At present, teachers in England and Wales are experiencing changes to their jobs and status more rapid than any most will remember. They can still (just about) claim to belong to the same profession. But they are increasingly grouped differently in terms of their performance. Those with ‘advanced’ skills, those who have cleared performance thresholds to win more pay, those on a ‘fast track to promotion’ work alongside others who have no privileged status. They are appraised via a range of criterion-based systems (including Ofsted inspection). They are publicly accountable to parents, peers and school governors. They are separated via targets and league-tables into those who match up to expectation and those who do not.

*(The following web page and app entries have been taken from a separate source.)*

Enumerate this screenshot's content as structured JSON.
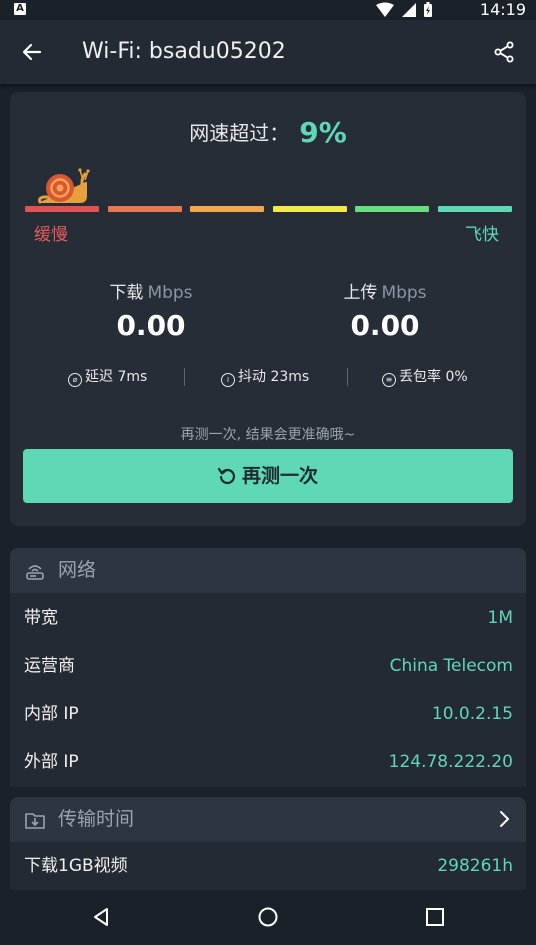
{
  "status_bar": {
    "time": "14:19",
    "a_icon_letter": "A"
  },
  "app_bar": {
    "title": "Wi-Fi: bsadu05202"
  },
  "result": {
    "score_label": "网速超过：",
    "score_value": "9%",
    "scale_slow": "缓慢",
    "scale_fast": "飞快",
    "scale_colors": [
      "#e05353",
      "#e8794f",
      "#f2a74d",
      "#f2e94a",
      "#66e07f",
      "#5fd8b6"
    ],
    "download": {
      "label": "下载",
      "unit": "Mbps",
      "value": "0.00"
    },
    "upload": {
      "label": "上传",
      "unit": "Mbps",
      "value": "0.00"
    },
    "latency": "延迟 7ms",
    "jitter": "抖动 23ms",
    "packet_loss": "丢包率 0%",
    "hint": "再测一次, 结果会更准确哦~",
    "retest_button": "再测一次"
  },
  "network_section": {
    "title": "网络",
    "rows": [
      {
        "key": "带宽",
        "value": "1M"
      },
      {
        "key": "运营商",
        "value": "China Telecom"
      },
      {
        "key": "内部 IP",
        "value": "10.0.2.15"
      },
      {
        "key": "外部 IP",
        "value": "124.78.222.20"
      }
    ]
  },
  "transfer_section": {
    "title": "传输时间",
    "rows": [
      {
        "key": "下载1GB视频",
        "value": "298261h"
      }
    ]
  },
  "colors": {
    "accent": "#5fd8b6",
    "slow": "#e55a5a",
    "background": "#1b2129",
    "card": "#262d37"
  }
}
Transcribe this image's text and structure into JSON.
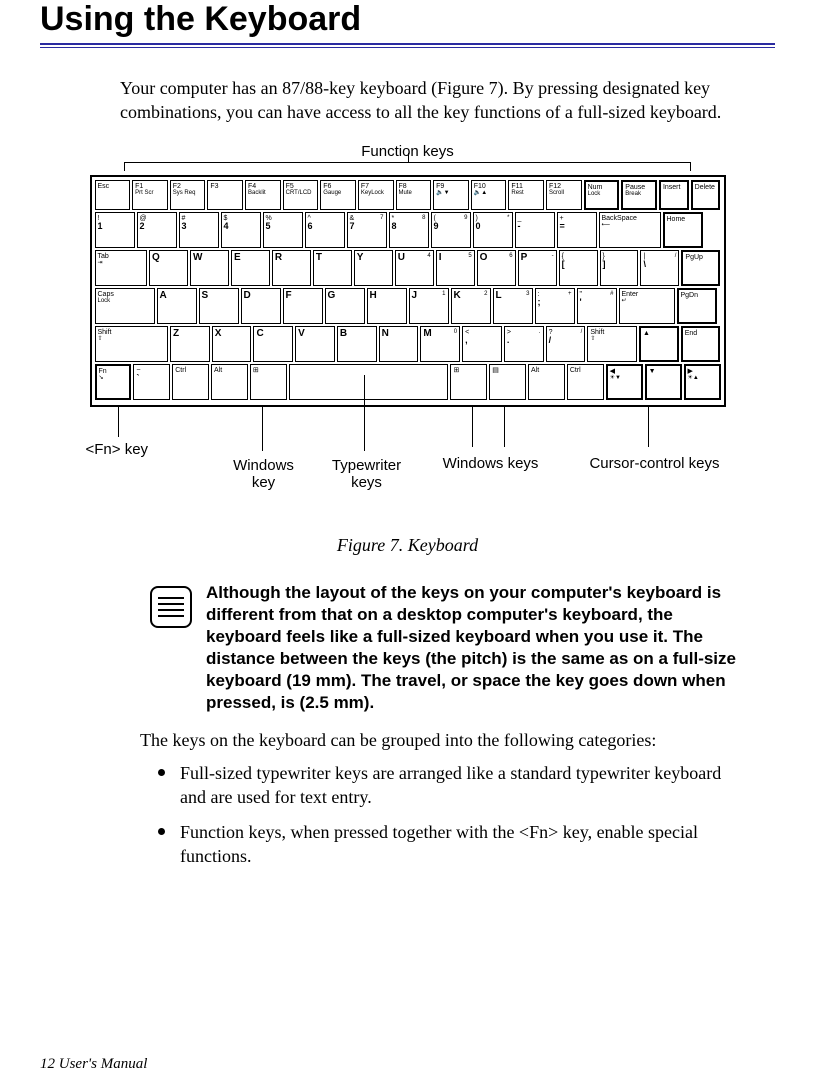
{
  "title": "Using the Keyboard",
  "intro": "Your computer has an 87/88-key keyboard (Figure 7). By pressing designated key combinations, you can have access to all the key functions of a full-sized keyboard.",
  "labels": {
    "function_keys": "Function keys",
    "fn_key": "<Fn> key",
    "windows_key": "Windows key",
    "typewriter_keys": "Typewriter keys",
    "windows_keys": "Windows keys",
    "cursor_keys": "Cursor-control keys"
  },
  "figure_caption": "Figure 7.  Keyboard",
  "note": "Although the layout of the keys on your computer's keyboard is different from that on a desktop computer's keyboard, the keyboard feels like a full-sized keyboard when you use it. The distance between the keys (the pitch) is the same as on a full-size keyboard (19 mm). The travel, or space the key goes down when pressed, is (2.5 mm).",
  "group_intro": "The keys on the keyboard can be grouped into the following categories:",
  "bullets": [
    "Full-sized typewriter keys are arranged like a standard typewriter keyboard and are used for text entry.",
    "Function keys, when pressed together with the <Fn> key, enable special functions."
  ],
  "footer": "12 User's Manual",
  "kbd": {
    "row0": [
      {
        "t": "Esc"
      },
      {
        "t": "F1",
        "s": "Prt Scr"
      },
      {
        "t": "F2",
        "s": "Sys Req"
      },
      {
        "t": "F3",
        "s": ""
      },
      {
        "t": "F4",
        "s": "Backlit"
      },
      {
        "t": "F5",
        "s": "CRT/LCD"
      },
      {
        "t": "F6",
        "s": "Gauge"
      },
      {
        "t": "F7",
        "s": "KeyLock"
      },
      {
        "t": "F8",
        "s": "Mute"
      },
      {
        "t": "F9",
        "s": "🔈▼"
      },
      {
        "t": "F10",
        "s": "🔈▲"
      },
      {
        "t": "F11",
        "s": "Rest"
      },
      {
        "t": "F12",
        "s": "Scroll"
      },
      {
        "t": "Num",
        "s": "Lock"
      },
      {
        "t": "Pause",
        "s": "Break"
      },
      {
        "t": "Insert"
      },
      {
        "t": "Delete"
      }
    ],
    "row1": [
      {
        "u": "!",
        "l": "1"
      },
      {
        "u": "@",
        "l": "2"
      },
      {
        "u": "#",
        "l": "3"
      },
      {
        "u": "$",
        "l": "4"
      },
      {
        "u": "%",
        "l": "5"
      },
      {
        "u": "^",
        "l": "6"
      },
      {
        "u": "&",
        "l": "7",
        "c": "7"
      },
      {
        "u": "*",
        "l": "8",
        "c": "8"
      },
      {
        "u": "(",
        "l": "9",
        "c": "9"
      },
      {
        "u": ")",
        "l": "0",
        "c": "*"
      },
      {
        "u": "_",
        "l": "-"
      },
      {
        "u": "+",
        "l": "="
      },
      {
        "t": "BackSpace",
        "s": "⟵"
      },
      {
        "t": "Home"
      }
    ],
    "row2": [
      {
        "t": "Tab",
        "s": "⇥"
      },
      {
        "m": "Q"
      },
      {
        "m": "W"
      },
      {
        "m": "E"
      },
      {
        "m": "R"
      },
      {
        "m": "T"
      },
      {
        "m": "Y"
      },
      {
        "m": "U",
        "c": "4"
      },
      {
        "m": "I",
        "c": "5"
      },
      {
        "m": "O",
        "c": "6"
      },
      {
        "m": "P",
        "c": "-"
      },
      {
        "u": "{",
        "l": "["
      },
      {
        "u": "}",
        "l": "]"
      },
      {
        "u": "|",
        "l": "\\",
        "c": "/"
      },
      {
        "t": "PgUp"
      }
    ],
    "row3": [
      {
        "t": "Caps",
        "s": "Lock"
      },
      {
        "m": "A"
      },
      {
        "m": "S"
      },
      {
        "m": "D"
      },
      {
        "m": "F"
      },
      {
        "m": "G"
      },
      {
        "m": "H"
      },
      {
        "m": "J",
        "c": "1"
      },
      {
        "m": "K",
        "c": "2"
      },
      {
        "m": "L",
        "c": "3"
      },
      {
        "u": ":",
        "l": ";",
        "c": "+"
      },
      {
        "u": "\"",
        "l": "'",
        "c": "#"
      },
      {
        "t": "Enter",
        "s": "↵"
      },
      {
        "t": "PgDn"
      }
    ],
    "row4": [
      {
        "t": "Shift",
        "s": "⇧"
      },
      {
        "m": "Z"
      },
      {
        "m": "X"
      },
      {
        "m": "C"
      },
      {
        "m": "V"
      },
      {
        "m": "B"
      },
      {
        "m": "N"
      },
      {
        "m": "M",
        "c": "0"
      },
      {
        "u": "<",
        "l": ","
      },
      {
        "u": ">",
        "l": ".",
        "c": "."
      },
      {
        "u": "?",
        "l": "/",
        "c": "/"
      },
      {
        "t": "Shift",
        "s": "⇧"
      },
      {
        "t": "▲"
      },
      {
        "t": "End"
      }
    ],
    "row5": [
      {
        "t": "Fn",
        "s": "↘"
      },
      {
        "u": "~",
        "l": "`"
      },
      {
        "t": "Ctrl"
      },
      {
        "t": "Alt"
      },
      {
        "t": "⊞"
      },
      {
        "t": ""
      },
      {
        "t": "⊞"
      },
      {
        "t": "▤"
      },
      {
        "t": "Alt"
      },
      {
        "t": "Ctrl"
      },
      {
        "t": "◀",
        "s": "☀▼"
      },
      {
        "t": "▼"
      },
      {
        "t": "▶",
        "s": "☀▲"
      }
    ]
  }
}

They may be counselled on their shortcomings by ‘performance managers’. The policy of ‘outsourcing’ as a way of turning around failing Schools and local education authorities accelerates, so some teachers are, now, being guided by those whose educational credentials may be professionally dubious.

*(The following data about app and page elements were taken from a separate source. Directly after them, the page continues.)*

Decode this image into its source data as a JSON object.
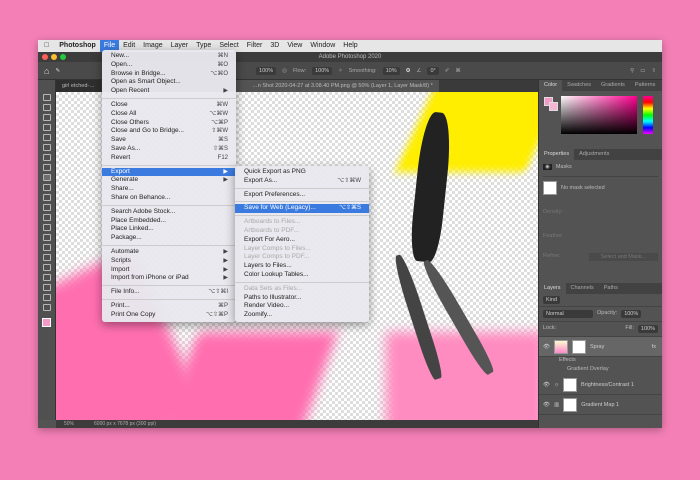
{
  "menubar": {
    "apple": "",
    "items": [
      "Photoshop",
      "File",
      "Edit",
      "Image",
      "Layer",
      "Type",
      "Select",
      "Filter",
      "3D",
      "View",
      "Window",
      "Help"
    ],
    "active": "File"
  },
  "window": {
    "title": "Adobe Photoshop 2020"
  },
  "options": {
    "opacity": "100%",
    "flow_label": "Flow:",
    "flow": "100%",
    "smoothing_label": "Smoothing:",
    "smoothing": "10%",
    "angle": "0°"
  },
  "tabs": [
    "girl etched-…",
    "…n Shot 2020-04-27 at 3.08.40 PM.png @ 50% (Layer 1, Layer Mask/8) *"
  ],
  "status": {
    "zoom": "50%",
    "doc": "6000 px x 7678 px (300 ppi)"
  },
  "file_menu": [
    {
      "label": "New...",
      "sc": "⌘N"
    },
    {
      "label": "Open...",
      "sc": "⌘O"
    },
    {
      "label": "Browse in Bridge...",
      "sc": "⌥⌘O"
    },
    {
      "label": "Open as Smart Object...",
      "sc": ""
    },
    {
      "label": "Open Recent",
      "sc": "▶"
    },
    {
      "sep": true
    },
    {
      "label": "Close",
      "sc": "⌘W"
    },
    {
      "label": "Close All",
      "sc": "⌥⌘W"
    },
    {
      "label": "Close Others",
      "sc": "⌥⌘P"
    },
    {
      "label": "Close and Go to Bridge...",
      "sc": "⇧⌘W"
    },
    {
      "label": "Save",
      "sc": "⌘S"
    },
    {
      "label": "Save As...",
      "sc": "⇧⌘S"
    },
    {
      "label": "Revert",
      "sc": "F12"
    },
    {
      "sep": true
    },
    {
      "label": "Export",
      "sc": "▶",
      "hl": true
    },
    {
      "label": "Generate",
      "sc": "▶"
    },
    {
      "label": "Share...",
      "sc": ""
    },
    {
      "label": "Share on Behance...",
      "sc": ""
    },
    {
      "sep": true
    },
    {
      "label": "Search Adobe Stock...",
      "sc": ""
    },
    {
      "label": "Place Embedded...",
      "sc": ""
    },
    {
      "label": "Place Linked...",
      "sc": ""
    },
    {
      "label": "Package...",
      "sc": ""
    },
    {
      "sep": true
    },
    {
      "label": "Automate",
      "sc": "▶"
    },
    {
      "label": "Scripts",
      "sc": "▶"
    },
    {
      "label": "Import",
      "sc": "▶"
    },
    {
      "label": "Import from iPhone or iPad",
      "sc": "▶"
    },
    {
      "sep": true
    },
    {
      "label": "File Info...",
      "sc": "⌥⇧⌘I"
    },
    {
      "sep": true
    },
    {
      "label": "Print...",
      "sc": "⌘P"
    },
    {
      "label": "Print One Copy",
      "sc": "⌥⇧⌘P"
    }
  ],
  "export_menu": [
    {
      "label": "Quick Export as PNG",
      "sc": ""
    },
    {
      "label": "Export As...",
      "sc": "⌥⇧⌘W"
    },
    {
      "sep": true
    },
    {
      "label": "Export Preferences...",
      "sc": ""
    },
    {
      "sep": true
    },
    {
      "label": "Save for Web (Legacy)...",
      "sc": "⌥⇧⌘S",
      "hl": true
    },
    {
      "sep": true
    },
    {
      "label": "Artboards to Files...",
      "sc": "",
      "dis": true
    },
    {
      "label": "Artboards to PDF...",
      "sc": "",
      "dis": true
    },
    {
      "label": "Export For Aero...",
      "sc": ""
    },
    {
      "label": "Layer Comps to Files...",
      "sc": "",
      "dis": true
    },
    {
      "label": "Layer Comps to PDF...",
      "sc": "",
      "dis": true
    },
    {
      "label": "Layers to Files...",
      "sc": ""
    },
    {
      "label": "Color Lookup Tables...",
      "sc": ""
    },
    {
      "sep": true
    },
    {
      "label": "Data Sets as Files...",
      "sc": "",
      "dis": true
    },
    {
      "label": "Paths to Illustrator...",
      "sc": ""
    },
    {
      "label": "Render Video...",
      "sc": ""
    },
    {
      "label": "Zoomify...",
      "sc": ""
    }
  ],
  "color_panel": {
    "tabs": [
      "Color",
      "Swatches",
      "Gradients",
      "Patterns"
    ],
    "foreground": "#f49ac8",
    "hue": "#ff0090"
  },
  "properties": {
    "tabs": [
      "Properties",
      "Adjustments"
    ],
    "section": "Masks",
    "no_mask": "No mask selected",
    "density": "Density:",
    "feather": "Feather:",
    "refine": "Refine:",
    "select_mask": "Select and Mask..."
  },
  "layers": {
    "tabs": [
      "Layers",
      "Channels",
      "Paths"
    ],
    "kind": "Kind",
    "blend": "Normal",
    "opacity_label": "Opacity:",
    "opacity": "100%",
    "lock_label": "Lock:",
    "fill_label": "Fill:",
    "fill": "100%",
    "items": [
      {
        "name": "Spray",
        "fx": "fx"
      },
      {
        "name": "Effects"
      },
      {
        "name": "Gradient Overlay"
      },
      {
        "name": "Brightness/Contrast 1"
      },
      {
        "name": "Gradient Map 1"
      }
    ]
  }
}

Such ‘reforms’ (most introduced by the present government during its previous term of office) are all based on a belief that good teaching is a single, unitary process, to be agreed by practitioners, inspectors, appraisers, parents, governors, performance managers, private consultants and contractors or whoever. Despite inconsistencies built into the various assessment and appraisal systems presently used, reformers seem to take for granted that there are, to hand, sure-fire ways of separating the good from the bad, the advanced from the less advanced, those who satisfy expectation from those who do not. This assumption is named in the ensuing text, ‘the myth of the formula’. It is believed false. A single cohesive blueprint for checking any teacher’s performance, to which most professionals agree and which can be applied justly, cannot be devised. Educational and social scientific theory has always supported divergent models of good practice arising in settings which make comparative assessments between teachers and schools problematic. It is not that we cannot tell good from